Keep in mind that you still need to have the appropriate hardware to light up four connections to the IOM like this. To make this work, I used a B200 M3 blade with a VIC 1240 in the MLOM slot and a port expander in the mezz slot, resulting in a total of 4 DCE interfaces per fabric, so this was possible.

Conclusion

I hope I cleared up some of the confusion (and hopefully didn’t generate any) regarding this policy. I think it’s a great idea to enable this - just like with the standard vSwitch in VMware, if you want to be 802.3ad compliant, a policy like this is vital. The interface-pinning policy for really any technology is okay, and certainly useful if you have some bad upstream switch design. Any time you pin to an interface, you’re restricting that MAC address from leaving out any other port, so the upstream switches only learn it on that port, and therefore only send to that MAC address on that port. However, it really restricts you in the very likely event of a talkative server, or virtual machine.

For those that have been reading some of my latest posts, I have been getting really into UCS PowerTool, and the idea of automating the configuration of a UCS environment. Just wanted to mention - I’ll be enabling port-channels via this policy in every script I write.

Understanding UCS VIF Paths - UCSGuru

UCS Chassis Discovery Policy - JeffSaidSo

ASK THE EXPERTS - Cisco UCS Community


Matt Oswalt

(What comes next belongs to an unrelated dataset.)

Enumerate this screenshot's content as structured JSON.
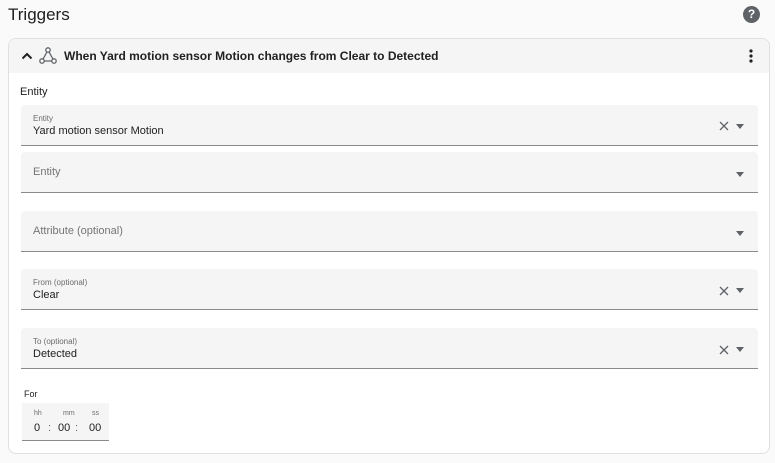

Matt Oswalt is an all-around technology nerd, currently focusing on networking, software development, and everything in between. He is at his happiest in front of a keyboard, next to a brewing kettle, or wielding his silo-smashing sledgehammer. He spends his days diving deep into the intersection of networking and software, and likes to blog about his experiences when he comes up for air. You can follow him on Twitter or LinkedIN.